It has two +-100 VDC voltage sources, and a ultra-sensitive pA meter built in.

The pA meter seems to work, but one of the voltage source current limit LEDs flashes, although nothing is connected. This will need some repair. The other voltage source is working just fine, so there is no issue with the control board or DAC at least (one DAC is sourcing the voltage for both voltage outputs).

The current input is using some very unusual and high value range resistors… megaohms, gigaohms! Rarely seen before…

The range resistors are switched by reed switches, but not very common design. The coils are actually at the underside of the board, and no physical contact to the reed case, which could lead to leakage currents in the picoamp range.

There are some (plated) iron rods going through the board. These will get the magnetic field to the reed contacts.

These precision resistors, they don’t seem to come cheap. Maybe HP got a discount at the time… at least it doesn’t appear recommendable to start building such pA meters from scratch yourself… rather get some old used units.

The input assembly uses a dual FET to sense the null current, and the FET is a U401, rather common device. Maybe some nice experimentation or null detector can be done in the future with such designs.

The FET is mounted in the board, within a ground plane, and shielding between and around.

From the top, although there is not much heat generated, generous utilization of space, it could probably made fit to 1/4 of the volume?

The defect of the voltage source, it could be easily traced to the A5 board. This has a track and hold circuit, with a FET input opamp. The 4140B is one of the few instruments that I only touch with gloves inside!

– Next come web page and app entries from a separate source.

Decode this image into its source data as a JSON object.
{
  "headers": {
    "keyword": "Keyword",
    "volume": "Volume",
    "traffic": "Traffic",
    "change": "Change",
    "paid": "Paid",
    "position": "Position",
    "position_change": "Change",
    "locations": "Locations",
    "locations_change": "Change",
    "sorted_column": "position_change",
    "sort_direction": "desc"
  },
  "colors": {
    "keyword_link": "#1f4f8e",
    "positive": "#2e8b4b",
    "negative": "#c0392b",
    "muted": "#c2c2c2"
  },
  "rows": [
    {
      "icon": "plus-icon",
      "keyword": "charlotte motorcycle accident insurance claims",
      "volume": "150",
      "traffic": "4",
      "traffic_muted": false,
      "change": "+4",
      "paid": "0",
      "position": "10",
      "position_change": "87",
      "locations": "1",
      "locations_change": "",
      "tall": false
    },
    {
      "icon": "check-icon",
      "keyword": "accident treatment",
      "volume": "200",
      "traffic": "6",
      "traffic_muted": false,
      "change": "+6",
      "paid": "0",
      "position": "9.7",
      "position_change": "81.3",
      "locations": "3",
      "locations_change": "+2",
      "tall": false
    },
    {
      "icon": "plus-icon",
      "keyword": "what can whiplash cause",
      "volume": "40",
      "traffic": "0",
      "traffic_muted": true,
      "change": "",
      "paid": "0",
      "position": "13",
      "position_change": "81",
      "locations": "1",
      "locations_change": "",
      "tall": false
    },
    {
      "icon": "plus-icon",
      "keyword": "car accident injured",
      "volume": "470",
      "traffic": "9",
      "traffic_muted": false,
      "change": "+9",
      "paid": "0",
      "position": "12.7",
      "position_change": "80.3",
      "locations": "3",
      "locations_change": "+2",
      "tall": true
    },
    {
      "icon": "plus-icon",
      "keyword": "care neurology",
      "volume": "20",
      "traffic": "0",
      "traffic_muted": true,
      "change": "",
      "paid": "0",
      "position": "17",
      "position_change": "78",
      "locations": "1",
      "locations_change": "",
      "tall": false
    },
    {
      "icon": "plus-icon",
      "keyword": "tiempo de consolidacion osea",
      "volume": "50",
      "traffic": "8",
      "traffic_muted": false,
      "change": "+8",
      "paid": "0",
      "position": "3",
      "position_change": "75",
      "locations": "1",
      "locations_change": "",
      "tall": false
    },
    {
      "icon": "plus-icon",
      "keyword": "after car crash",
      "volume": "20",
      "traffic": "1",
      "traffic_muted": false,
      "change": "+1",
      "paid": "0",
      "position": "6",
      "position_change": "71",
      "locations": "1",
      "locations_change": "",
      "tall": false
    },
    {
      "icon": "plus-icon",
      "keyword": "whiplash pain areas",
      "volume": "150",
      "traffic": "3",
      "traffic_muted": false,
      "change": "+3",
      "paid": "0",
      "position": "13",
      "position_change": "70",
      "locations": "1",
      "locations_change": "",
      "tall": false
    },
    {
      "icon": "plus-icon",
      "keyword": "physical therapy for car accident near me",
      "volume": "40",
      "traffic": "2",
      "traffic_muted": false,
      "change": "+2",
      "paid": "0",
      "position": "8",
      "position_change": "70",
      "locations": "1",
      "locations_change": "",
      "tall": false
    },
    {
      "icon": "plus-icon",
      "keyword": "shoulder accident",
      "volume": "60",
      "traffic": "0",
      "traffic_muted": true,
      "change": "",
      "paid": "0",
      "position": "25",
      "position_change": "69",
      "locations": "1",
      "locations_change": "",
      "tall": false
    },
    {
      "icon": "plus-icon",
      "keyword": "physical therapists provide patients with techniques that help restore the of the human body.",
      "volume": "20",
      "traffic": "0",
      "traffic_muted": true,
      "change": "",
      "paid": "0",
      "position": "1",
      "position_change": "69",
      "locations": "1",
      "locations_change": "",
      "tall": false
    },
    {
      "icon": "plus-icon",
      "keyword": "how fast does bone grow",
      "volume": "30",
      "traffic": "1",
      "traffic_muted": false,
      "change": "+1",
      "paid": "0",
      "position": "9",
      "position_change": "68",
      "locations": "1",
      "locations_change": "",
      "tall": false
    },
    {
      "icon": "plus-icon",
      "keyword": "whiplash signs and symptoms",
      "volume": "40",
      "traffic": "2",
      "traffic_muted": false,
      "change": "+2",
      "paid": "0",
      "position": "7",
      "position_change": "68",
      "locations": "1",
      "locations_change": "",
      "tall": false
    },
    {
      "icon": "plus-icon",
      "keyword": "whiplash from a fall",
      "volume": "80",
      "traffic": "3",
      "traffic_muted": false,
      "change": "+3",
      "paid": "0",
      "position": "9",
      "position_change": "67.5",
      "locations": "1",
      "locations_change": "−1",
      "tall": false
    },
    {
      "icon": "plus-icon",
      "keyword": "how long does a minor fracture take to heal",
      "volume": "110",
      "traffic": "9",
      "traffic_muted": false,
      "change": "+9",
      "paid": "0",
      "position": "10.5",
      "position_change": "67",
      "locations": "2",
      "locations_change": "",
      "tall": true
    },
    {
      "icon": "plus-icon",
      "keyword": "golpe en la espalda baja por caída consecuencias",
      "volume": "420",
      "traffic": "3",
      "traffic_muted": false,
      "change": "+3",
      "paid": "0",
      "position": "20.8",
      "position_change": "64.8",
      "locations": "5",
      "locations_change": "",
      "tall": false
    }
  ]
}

Better don’t leave residues and fingerprints on these gigaohm resistors and teflon standoffs.

Turns out the input to the amplifier is good, but the output is defective. A simple LF256H opamp, quite a common part.
Waiting for the spare… but pretty sure that replacing the opamp will fix the A5 board.

Another difficulty, the main connector. Originally, the 4140B came with a set of cables and a connector assembly, but this is mostly lost in some drawers of the previous owners.
So I did a test with a rather temporary assembly, but it is showing the correct currents, so all is good in general.

Finally, I found a cheap triax cable assembly.

The connector, it is gold plated inside, and better don’t touch!

Delicious Apple Muffins

This a well time-proven recipe, and will yield 20 mid-size muffins.

500 g wheat flour
3/4 package baking powder (about 10 g will be sufficient)
165 g sugar
a little bit of salt
1 small and flat teaspoon of ground cinnamon

All the dry material, mix them well, and best pass all through a flour screener.

Cut two large apples into small pieces, or use 3 small apples. Don’t store them for a long time, as they will turn brown. Best use some firm apples, not overly ripe or soggy.

Heat up the oven to 180 degC.

To the dry mixture, add 250 mL milk, 90 g of neutral taste oil (also works with 90 g of soft margarine). 2 Eggs.

Mix the dough well. Then add the cut apples, and mix well again.

Fill the dough into muffin papers (in some holders of metal form), fill to almost full, but don’t spill the dough (use 2 spoons for best results).

Immediately bake in the pre-heated over, for about 30 minutes.

Let cool down. You may apply some heated/liquified jam or glazing, but I just eat these plain, and also kids like it that way.